#### EXERCISE:
Please output the following records exactly. Leave every image out.

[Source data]
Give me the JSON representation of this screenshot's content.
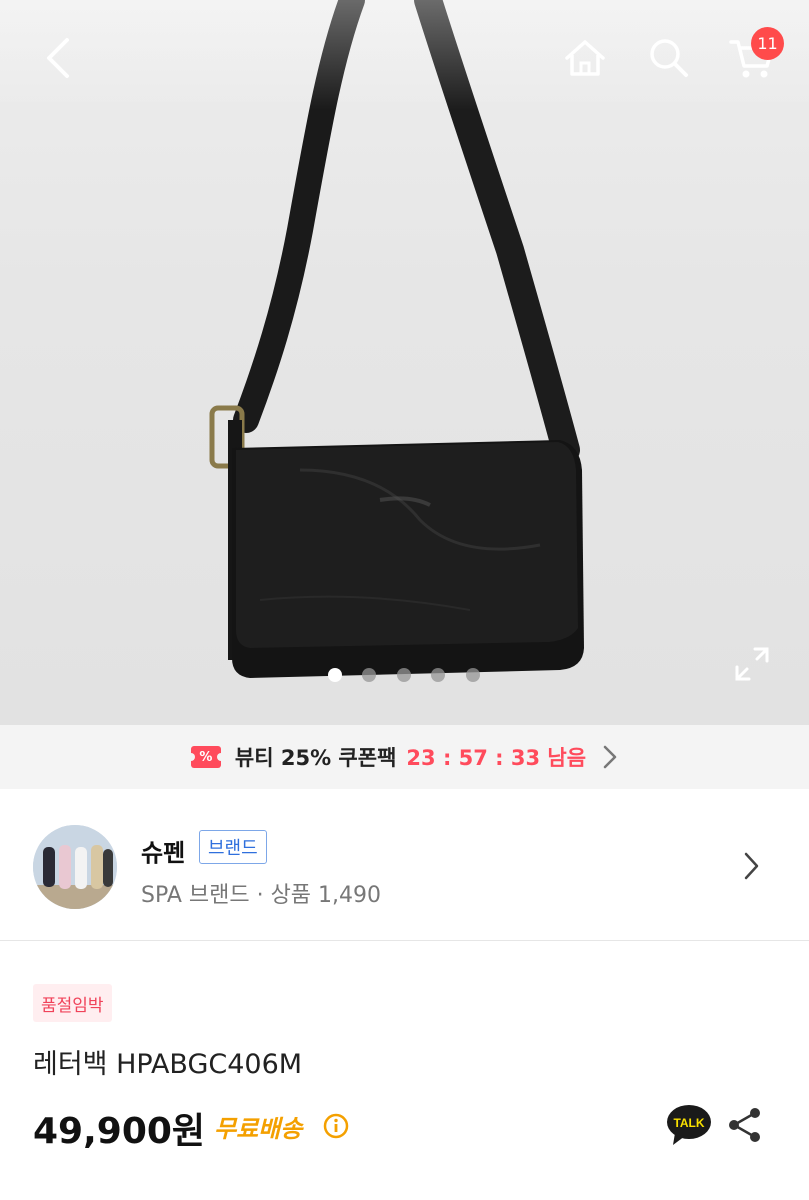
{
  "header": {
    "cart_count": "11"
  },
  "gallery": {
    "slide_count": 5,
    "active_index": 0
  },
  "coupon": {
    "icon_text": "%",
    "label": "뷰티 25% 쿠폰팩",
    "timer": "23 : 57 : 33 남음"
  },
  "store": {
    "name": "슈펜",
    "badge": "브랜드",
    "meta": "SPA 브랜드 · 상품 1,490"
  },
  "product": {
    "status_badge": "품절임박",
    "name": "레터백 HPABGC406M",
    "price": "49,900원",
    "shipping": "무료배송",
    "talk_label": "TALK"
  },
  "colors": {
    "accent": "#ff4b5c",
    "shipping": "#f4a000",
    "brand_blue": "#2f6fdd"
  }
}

#### RESULT FOR THIS TASK:
Give me the JSON representation of this screenshot's content.
{
  "header": {
    "cart_count": "11"
  },
  "gallery": {
    "slide_count": 5,
    "active_index": 0
  },
  "coupon": {
    "icon_text": "%",
    "label": "뷰티 25% 쿠폰팩",
    "timer": "23 : 57 : 33 남음"
  },
  "store": {
    "name": "슈펜",
    "badge": "브랜드",
    "meta": "SPA 브랜드 · 상품 1,490"
  },
  "product": {
    "status_badge": "품절임박",
    "name": "레터백 HPABGC406M",
    "price": "49,900원",
    "shipping": "무료배송",
    "talk_label": "TALK"
  },
  "colors": {
    "accent": "#ff4b5c",
    "shipping": "#f4a000",
    "brand_blue": "#2f6fdd"
  }
}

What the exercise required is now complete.